An out-of-state traffic incident nearly always appears on your California driving record, but the effect can vary.
The Non-Resident Violators Compact applies in the vast majority of the states and the District of Columbia, meaning that a violation in any of these jurisdictions may follow you back to California.
A collision or traffic ticket in another state may or may not carry the same weight in California. VC Section 13363 discusses how out-of-state incidents apply to your California drivers' license:
Speeding and similar offenses may be illegal everywhere, but not all traffic laws are the same in every state. Cell phone use is a good example.
Another example is the number of points assigned. Just because Nevada assigns two points to a certain violation does not mean that two points must be assessed against your California drivers' license.
For these reasons, California must independently evaluate each out-of-state ticket to properly assign the number of points to your license.

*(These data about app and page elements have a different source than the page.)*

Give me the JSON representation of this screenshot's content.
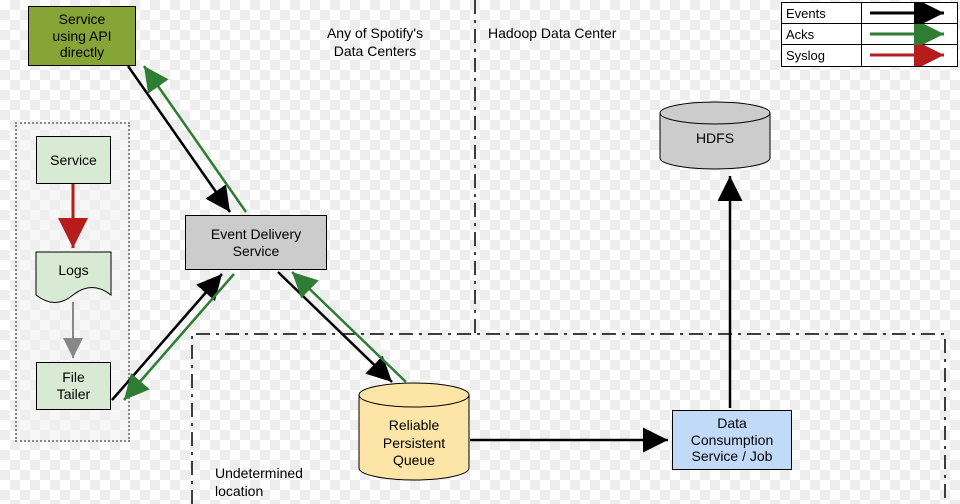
{
  "regions": {
    "spotify_dc": "Any of Spotify's\nData Centers",
    "hadoop_dc": "Hadoop Data Center",
    "undetermined": "Undetermined\nlocation"
  },
  "nodes": {
    "service_api": "Service\nusing API\ndirectly",
    "service": "Service",
    "logs": "Logs",
    "file_tailer": "File\nTailer",
    "event_delivery": "Event Delivery\nService",
    "queue": "Reliable\nPersistent\nQueue",
    "data_consumption": "Data\nConsumption\nService / Job",
    "hdfs": "HDFS"
  },
  "legend": {
    "events": "Events",
    "acks": "Acks",
    "syslog": "Syslog"
  },
  "colors": {
    "olive": "#87a436",
    "pale_green": "#d8ead3",
    "grey": "#cccccc",
    "yellow": "#fce5a7",
    "blue": "#c1daf8",
    "arrow_black": "#000000",
    "arrow_green": "#2e7d32",
    "arrow_red": "#b71c1c"
  }
}
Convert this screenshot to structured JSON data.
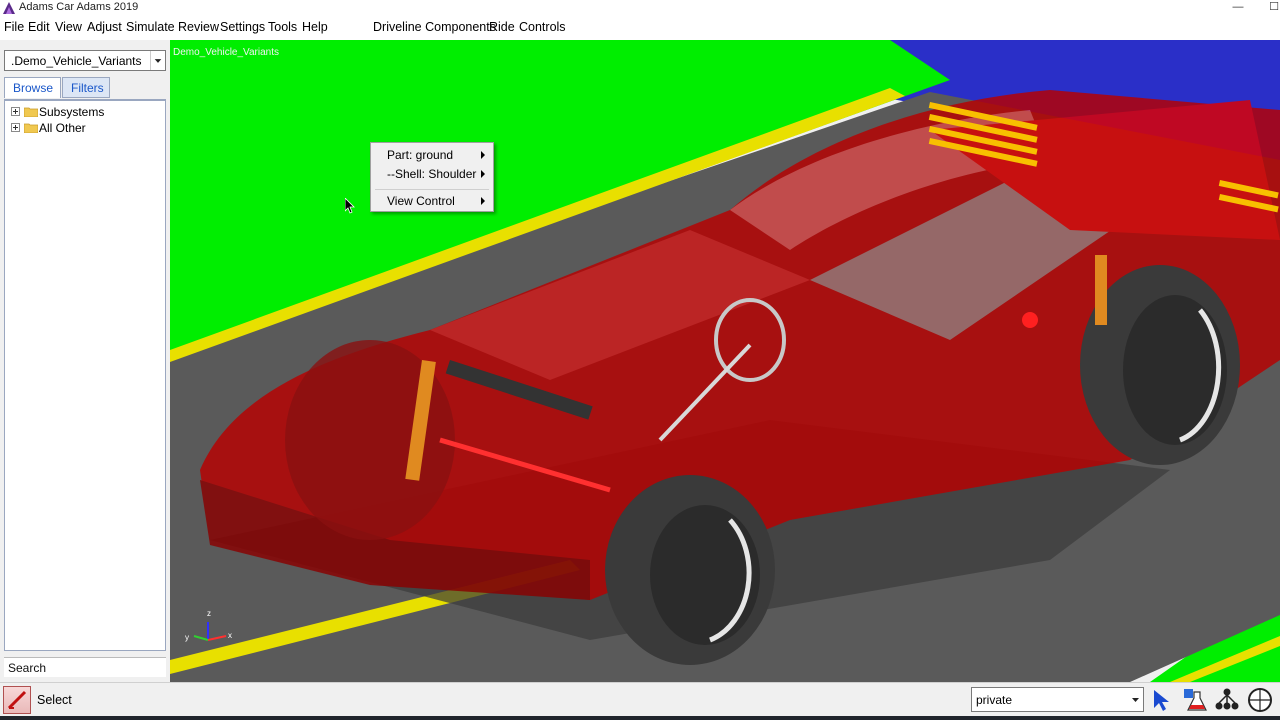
{
  "window": {
    "title": "Adams Car Adams 2019",
    "minimize_glyph": "—",
    "maximize_glyph": "☐"
  },
  "menus": {
    "main": [
      "File",
      "Edit",
      "View",
      "Adjust",
      "Simulate",
      "Review",
      "Settings",
      "Tools",
      "Help"
    ],
    "plugin": [
      "Driveline Components",
      "Ride",
      "Controls"
    ]
  },
  "left_panel": {
    "model_select": ".Demo_Vehicle_Variants",
    "tabs": [
      "Browse",
      "Filters"
    ],
    "active_tab": "Browse",
    "tree": [
      {
        "label": "Subsystems",
        "expandable": true
      },
      {
        "label": "All Other",
        "expandable": true
      }
    ],
    "search_label": "Search"
  },
  "viewport": {
    "model_label": "Demo_Vehicle_Variants",
    "triad_labels": {
      "z": "z",
      "y": "y",
      "x": "x"
    },
    "colors": {
      "ground_green": "#00f000",
      "sky_blue": "#2a2fc8",
      "road_gray": "#5a5a5a",
      "lane_yellow": "#e8e000",
      "body_red": "#d40000",
      "tire": "#3a3a3a"
    }
  },
  "context_menu": {
    "items": [
      {
        "label": "Part: ground",
        "has_submenu": true
      },
      {
        "label": "--Shell: Shoulder",
        "has_submenu": true
      },
      {
        "label": "View Control",
        "has_submenu": true
      }
    ]
  },
  "status_bar": {
    "tool_label": "Select",
    "project_select": "private",
    "icons": [
      "select-arrow-icon",
      "flask-icon",
      "network-icon",
      "view-orientation-icon"
    ]
  }
}
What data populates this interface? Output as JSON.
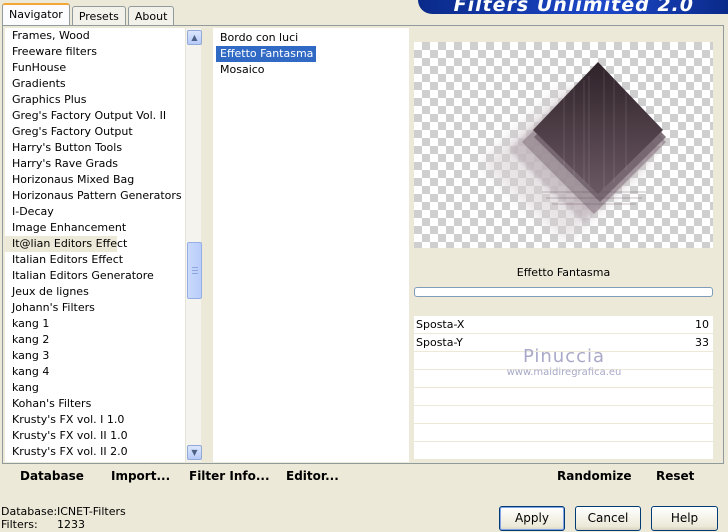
{
  "banner": {
    "title": "Filters Unlimited 2.0"
  },
  "tabs": [
    "Navigator",
    "Presets",
    "About"
  ],
  "categories": {
    "items": [
      "Frames, Wood",
      "Freeware filters",
      "FunHouse",
      "Gradients",
      "Graphics Plus",
      "Greg's Factory Output Vol. II",
      "Greg's Factory Output",
      "Harry's Button Tools",
      "Harry's Rave Grads",
      "Horizonaus Mixed Bag",
      "Horizonaus Pattern Generators",
      "I-Decay",
      "Image Enhancement",
      "It@lian Editors Effect",
      "Italian Editors Effect",
      "Italian Editors Generatore",
      "Jeux de lignes",
      "Johann's Filters",
      "kang 1",
      "kang 2",
      "kang 3",
      "kang 4",
      "kang",
      "Kohan's Filters",
      "Krusty's FX vol. I 1.0",
      "Krusty's FX vol. II 1.0",
      "Krusty's FX vol. II 2.0"
    ],
    "selected": "It@lian Editors Effect"
  },
  "filters": {
    "items": [
      "Bordo con luci",
      "Effetto Fantasma",
      "Mosaico"
    ],
    "selected": "Effetto Fantasma"
  },
  "preview": {
    "filter_title": "Effetto Fantasma",
    "params": [
      {
        "label": "Sposta-X",
        "value": "10"
      },
      {
        "label": "Sposta-Y",
        "value": "33"
      }
    ],
    "empty_rows": 6,
    "watermark_name": "Pinuccia",
    "watermark_url": "www.maidiregrafica.eu"
  },
  "actions": {
    "database": "Database",
    "import": "Import...",
    "filter_info": "Filter Info...",
    "editor": "Editor...",
    "randomize": "Randomize",
    "reset": "Reset"
  },
  "footer": {
    "database_label": "Database:",
    "database_value": "ICNET-Filters",
    "filters_label": "Filters:",
    "filters_value": "1233"
  },
  "buttons": {
    "apply": "Apply",
    "cancel": "Cancel",
    "help": "Help"
  },
  "colors": {
    "selection": "#316ac5",
    "banner": "#1d48c8",
    "background": "#ece9d8"
  }
}
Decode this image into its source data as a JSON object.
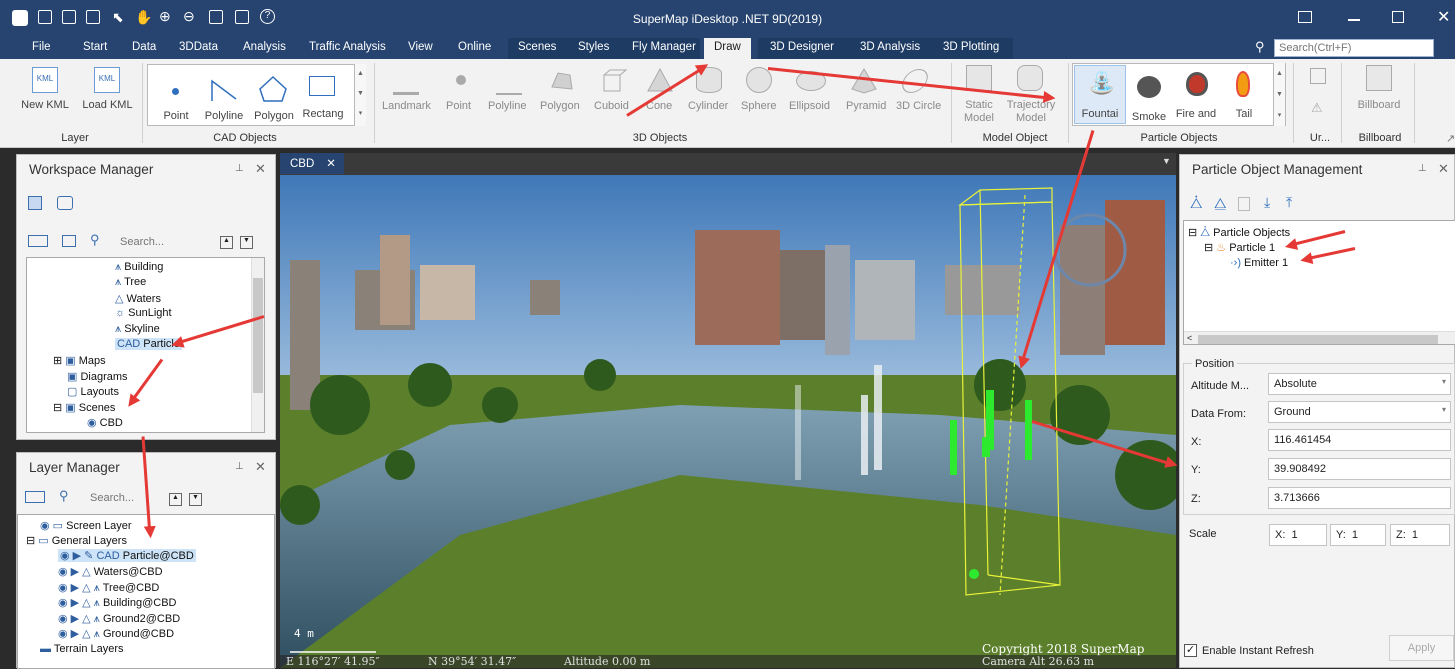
{
  "app": {
    "title": "SuperMap iDesktop .NET 9D(2019)"
  },
  "search": {
    "placeholder": "Search(Ctrl+F)"
  },
  "menu": {
    "items": [
      "File",
      "Start",
      "Data",
      "3DData",
      "Analysis",
      "Traffic Analysis",
      "View",
      "Online",
      "Scenes",
      "Styles",
      "Fly Manager",
      "Draw",
      "3D Designer",
      "3D Analysis",
      "3D Plotting"
    ],
    "active": "Draw"
  },
  "ribbon": {
    "layer": {
      "new_kml": "New KML",
      "load_kml": "Load KML",
      "label": "Layer"
    },
    "cad": {
      "items": [
        "Point",
        "Polyline",
        "Polygon",
        "Rectang"
      ],
      "label": "CAD Objects"
    },
    "objects3d": {
      "items": [
        "Landmark",
        "Point",
        "Polyline",
        "Polygon",
        "Cuboid",
        "Cone",
        "Cylinder",
        "Sphere",
        "Ellipsoid",
        "Pyramid",
        "3D Circle"
      ],
      "label": "3D Objects"
    },
    "model": {
      "static1": "Static",
      "static2": "Model",
      "traj1": "Trajectory",
      "traj2": "Model",
      "label": "Model Object"
    },
    "particle": {
      "items": [
        "Fountai",
        "Smoke",
        "Fire and",
        "Tail"
      ],
      "label": "Particle Objects"
    },
    "ur": {
      "label": "Ur..."
    },
    "billboard": {
      "item": "Billboard",
      "label": "Billboard"
    }
  },
  "workspace": {
    "title": "Workspace Manager",
    "search_placeholder": "Search...",
    "items": [
      "Building",
      "Tree",
      "Waters",
      "SunLight",
      "Skyline",
      "Particle",
      "Maps",
      "Diagrams",
      "Layouts",
      "Scenes",
      "CBD"
    ],
    "selected": "Particle"
  },
  "layers": {
    "title": "Layer Manager",
    "search_placeholder": "Search...",
    "items": [
      "Screen Layer",
      "General Layers",
      "Particle@CBD",
      "Waters@CBD",
      "Tree@CBD",
      "Building@CBD",
      "Ground2@CBD",
      "Ground@CBD",
      "Terrain Layers"
    ]
  },
  "scene": {
    "tab": "CBD",
    "scale": "4 m",
    "copyright": "Copyright 2018 SuperMap",
    "camera_alt": "Camera Alt  26.63 m",
    "lon": "E  116°27′ 41.95″",
    "lat": "N  39°54′ 31.47″",
    "altitude": "Altitude  0.00 m"
  },
  "particle_panel": {
    "title": "Particle Object Management",
    "tree": [
      "Particle Objects",
      "Particle 1",
      "Emitter 1"
    ],
    "position_label": "Position",
    "altitude_mode_label": "Altitude M...",
    "altitude_mode": "Absolute",
    "data_from_label": "Data From:",
    "data_from": "Ground",
    "x_label": "X:",
    "x": "116.461454",
    "y_label": "Y:",
    "y": "39.908492",
    "z_label": "Z:",
    "z": "3.713666",
    "scale_label": "Scale",
    "scale_x_label": "X:",
    "scale_x": "1",
    "scale_y_label": "Y:",
    "scale_y": "1",
    "scale_z_label": "Z:",
    "scale_z": "1",
    "refresh_label": "Enable Instant Refresh",
    "apply": "Apply"
  },
  "colors": {
    "title_bg": "#26446f",
    "annotation": "#e53935",
    "selection": "#cde3f7"
  }
}
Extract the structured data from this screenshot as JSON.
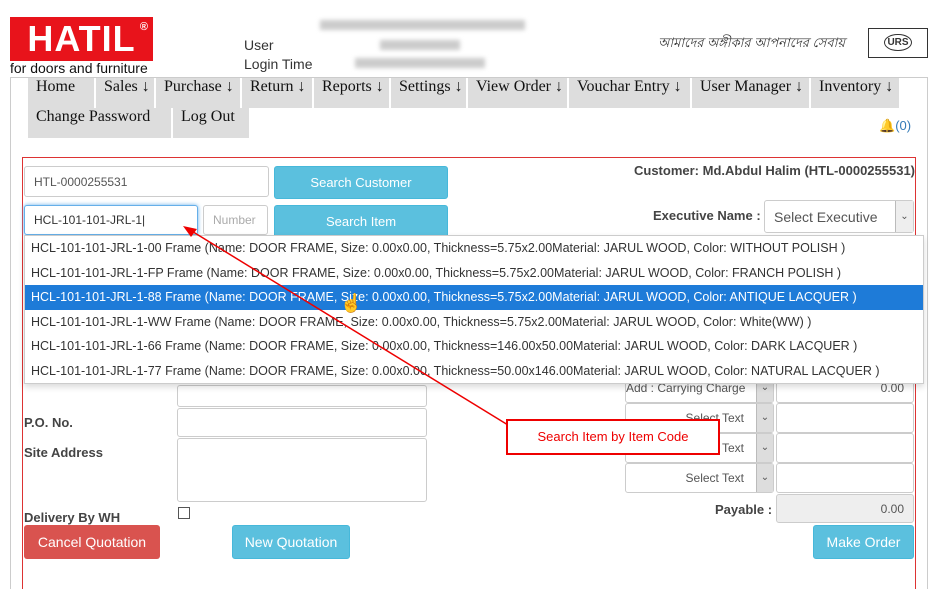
{
  "header": {
    "logo": "HATIL",
    "logo_mark": "®",
    "tagline": "for doors and furniture",
    "user_label": "User",
    "login_time_label": "Login Time",
    "slogan": "আমাদের অঙ্গীকার আপনাদের সেবায়",
    "cert": "URS"
  },
  "menu": {
    "row1": [
      "Home",
      "Sales ↓",
      "Purchase ↓",
      "Return ↓",
      "Reports ↓",
      "Settings ↓",
      "View Order ↓",
      "Vouchar Entry ↓",
      "User Manager ↓",
      "Inventory ↓"
    ],
    "row2": [
      "Change Password",
      "Log Out"
    ],
    "notifications": "(0)"
  },
  "form": {
    "customer_code": "HTL-0000255531",
    "search_customer": "Search Customer",
    "customer_info": "Customer: Md.Abdul Halim (HTL-0000255531)",
    "item_code": "HCL-101-101-JRL-1",
    "number_placeholder": "Number",
    "search_item": "Search Item",
    "executive_label": "Executive Name :",
    "executive_value": "Select Executive",
    "po_label": "P.O. No.",
    "site_label": "Site Address",
    "delivery_label": "Delivery By WH",
    "charges": [
      {
        "label": "Add : Carrying Charge",
        "value": "0.00"
      },
      {
        "label": "Select Text",
        "value": ""
      },
      {
        "label": "Select Text",
        "value": ""
      },
      {
        "label": "Select Text",
        "value": ""
      }
    ],
    "payable_label": "Payable :",
    "payable_value": "0.00",
    "cancel": "Cancel Quotation",
    "new": "New Quotation",
    "make": "Make Order"
  },
  "suggestions": [
    "HCL-101-101-JRL-1-00 Frame (Name: DOOR FRAME, Size: 0.00x0.00, Thickness=5.75x2.00Material: JARUL WOOD, Color: WITHOUT POLISH )",
    "HCL-101-101-JRL-1-FP Frame (Name: DOOR FRAME, Size: 0.00x0.00, Thickness=5.75x2.00Material: JARUL WOOD, Color: FRANCH POLISH )",
    "HCL-101-101-JRL-1-88 Frame (Name: DOOR FRAME, Size: 0.00x0.00, Thickness=5.75x2.00Material: JARUL WOOD, Color: ANTIQUE LACQUER )",
    "HCL-101-101-JRL-1-WW Frame (Name: DOOR FRAME, Size: 0.00x0.00, Thickness=5.75x2.00Material: JARUL WOOD, Color: White(WW) )",
    "HCL-101-101-JRL-1-66 Frame (Name: DOOR FRAME, Size: 0.00x0.00, Thickness=146.00x50.00Material: JARUL WOOD, Color: DARK LACQUER )",
    "HCL-101-101-JRL-1-77 Frame (Name: DOOR FRAME, Size: 0.00x0.00, Thickness=50.00x146.00Material: JARUL WOOD, Color: NATURAL LACQUER )"
  ],
  "annotation": "Search Item by Item Code"
}
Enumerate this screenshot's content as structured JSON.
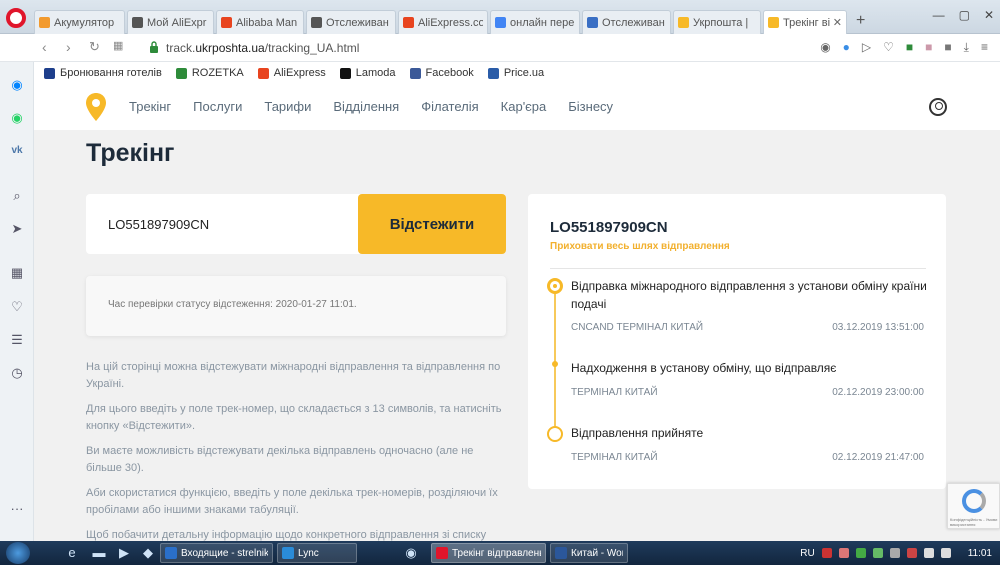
{
  "browser": {
    "tabs": [
      {
        "label": "Акумулятор",
        "color": "#f29a2e"
      },
      {
        "label": "Мой AliExpr",
        "color": "#555555"
      },
      {
        "label": "Alibaba Man",
        "color": "#e8441f"
      },
      {
        "label": "Отслеживан",
        "color": "#555555"
      },
      {
        "label": "AliExpress.co",
        "color": "#e8441f"
      },
      {
        "label": "онлайн пере",
        "color": "#4285f4"
      },
      {
        "label": "Отслеживан",
        "color": "#3a6fc4"
      },
      {
        "label": "Укрпошта |",
        "color": "#f7b928"
      },
      {
        "label": "Трекінг відп",
        "color": "#f7b928"
      }
    ],
    "url_prefix": "track.",
    "url_domain": "ukrposhta.ua",
    "url_path": "/tracking_UA.html"
  },
  "bookmarks": [
    {
      "label": "Бронювання готелів",
      "color": "#1e3f8c"
    },
    {
      "label": "ROZETKA",
      "color": "#2e8b3a"
    },
    {
      "label": "AliExpress",
      "color": "#e8441f"
    },
    {
      "label": "Lamoda",
      "color": "#111111"
    },
    {
      "label": "Facebook",
      "color": "#3b5998"
    },
    {
      "label": "Price.ua",
      "color": "#2a5ca8"
    }
  ],
  "site": {
    "nav": [
      "Трекінг",
      "Послуги",
      "Тарифи",
      "Відділення",
      "Філателія",
      "Кар'єра",
      "Бізнесу"
    ],
    "title": "Трекінг",
    "track_value": "LO551897909CN",
    "track_button": "Відстежити",
    "check_status": "Час перевірки статусу відстеження: 2020-01-27 11:01.",
    "info": [
      "На цій сторінці можна відстежувати міжнародні відправлення та відправлення по Україні.",
      "Для цього введіть у поле трек-номер, що складається з 13 символів, та натисніть кнопку «Відстежити».",
      "Ви маєте можливість відстежувати декілька відправлень одночасно (але не більше 30).",
      "Аби скористатися функцією, введіть у поле декілька трек-номерів, розділяючи їх пробілами або іншими знаками табуляції.",
      "Щоб побачити детальну інформацію щодо конкретного відправлення зі списку"
    ],
    "result": {
      "number": "LO551897909CN",
      "toggle": "Приховати весь шлях відправлення",
      "events": [
        {
          "title": "Відправка міжнародного відправлення з установи обміну країни подачі",
          "place": "CNCAND ТЕРМІНАЛ КИТАЙ",
          "date": "03.12.2019 13:51:00"
        },
        {
          "title": "Надходження в установу обміну, що відправляє",
          "place": "ТЕРМІНАЛ КИТАЙ",
          "date": "02.12.2019 23:00:00"
        },
        {
          "title": "Відправлення прийняте",
          "place": "ТЕРМІНАЛ КИТАЙ",
          "date": "02.12.2019 21:47:00"
        }
      ]
    },
    "recaptcha": "Конфіденційність - Умови використання"
  },
  "taskbar": {
    "tasks": [
      {
        "label": "Входящие - strelniko...",
        "color": "#2a6fc9"
      },
      {
        "label": "Lync",
        "color": "#2a8bd8"
      },
      {
        "label": "Трекінг відправлень...",
        "color": "#e0152b"
      },
      {
        "label": "Китай - Word",
        "color": "#2b579a"
      }
    ],
    "lang": "RU",
    "time": "11:01"
  }
}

A Kern County traffic ticket attorney may be able to make the state correct any mistakes made when transferring points from one state to another.